e all know that flu season can be terrible. Tens of millions of people get sick. Hundreds of thousands are hospitalized. Tens of thousands die.
There are financial costs, too. In America, flu season drains some $90 billion out of the economy, including the cost of lost productivity. (See our infographic on flu season at work here.)
But while the flu is certainly bad for business overall, it certainly isn't bad for every business. Here, three companies that thrive when your temperature rises:
1. Reckitt Benckiser
The British consumer goods company, which specializes in health, hygiene and home products, is the maker of Mucinex and Strepsils, a throat lozenge popular in the U.K. That product sold like candy during flu season, and the company just reported better-than-expected growth for the first three months of 2013.
According to the Wall Street Journal, overall revenue rose 7 percent in the first quarter, to $3.84 billion, while pharmaceutical revenue increased 20 percent.

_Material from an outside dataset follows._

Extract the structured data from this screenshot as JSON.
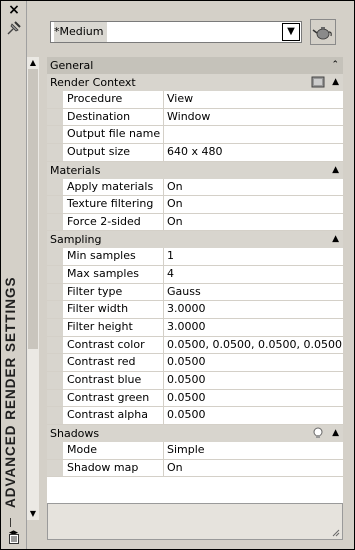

"This has been one of the stronger cold and flu seasons in recent U.S. history," Investec Securities analyst Martin Deboo told the Journal. "Crucially, the season has been later and longer in duration than average and has persisted well into the first quarter." And for sellers of throat lozenges, that's clearly welcome news.
2. Kimberly-Clark Corp.
A "personal care" corporation that specializes in diapers and bathroom paper products — you've surely heard of their Kleenex and Cottonelle brands — Kimberly-Clark Corp. seems to have made some real money off those of you who failed to wash your hands after riding the subway. (Or worse, if you were this kid.)
The company reported a 13 percent increase in first-quarters earnings, helped notably by thriving sales of Kleenex. The Journal helpfully connects the dots: "Sales volume for Kleenex and Cottonelle were both up double digits in the period, with Kleenex sales benefiting from an active flu season in the U.S."
The company profited $531 million, or $1.36 a share, up from $468 million, or $1.18 a share, a year earlier. Sales were so good, in fact, that the company raised its per-share earnings outlook for the rest of the year to $5.60 to $5.75, from $5.50 to $5.65.
3. Quidel Corporation
You know a company that manufactures rapid diagnostic testing solutions and virology assays was going to have a productive winter in a particularly harsh flu season. Indeed, Quidel's revenue was up $53 million to $54 million in the fourth of 2012, well over the market forecast of around $44 million.
Quidel won't release its final 2013 Q1 information until tomorrow afternoon, but several months ago, they could already tell how flu season was shaping up: "We saw a sudden and early onset to this year’s influenza season," said the CEO in a Jan. 4 press release. "I am pleased, however, with how well we were able to respond to the increased and rapid demand for flu tests."
THE WEEK'S AUDIOPHILE PODCASTS: LISTEN SMARTER
- Why I'm a pro-life liberal
- 31 TV shows to watch in 2014
- He said he was leaving. She ignored him.
- If a nuclear bomb exploded in downtown Washington, what should you do?
- What would a U.S.-Russia war look like?
- How Ukraine can fend off the Russians, in 7 simple steps
- These stunning travel photos remind us that we're all just amateurs with iPhones
- Why we can't stop procrastinating, according to science
- Israel and Russia are getting along. Have the neocons noticed?
- 10 things you need to know today: April 16, 2014
Subscribe to the Week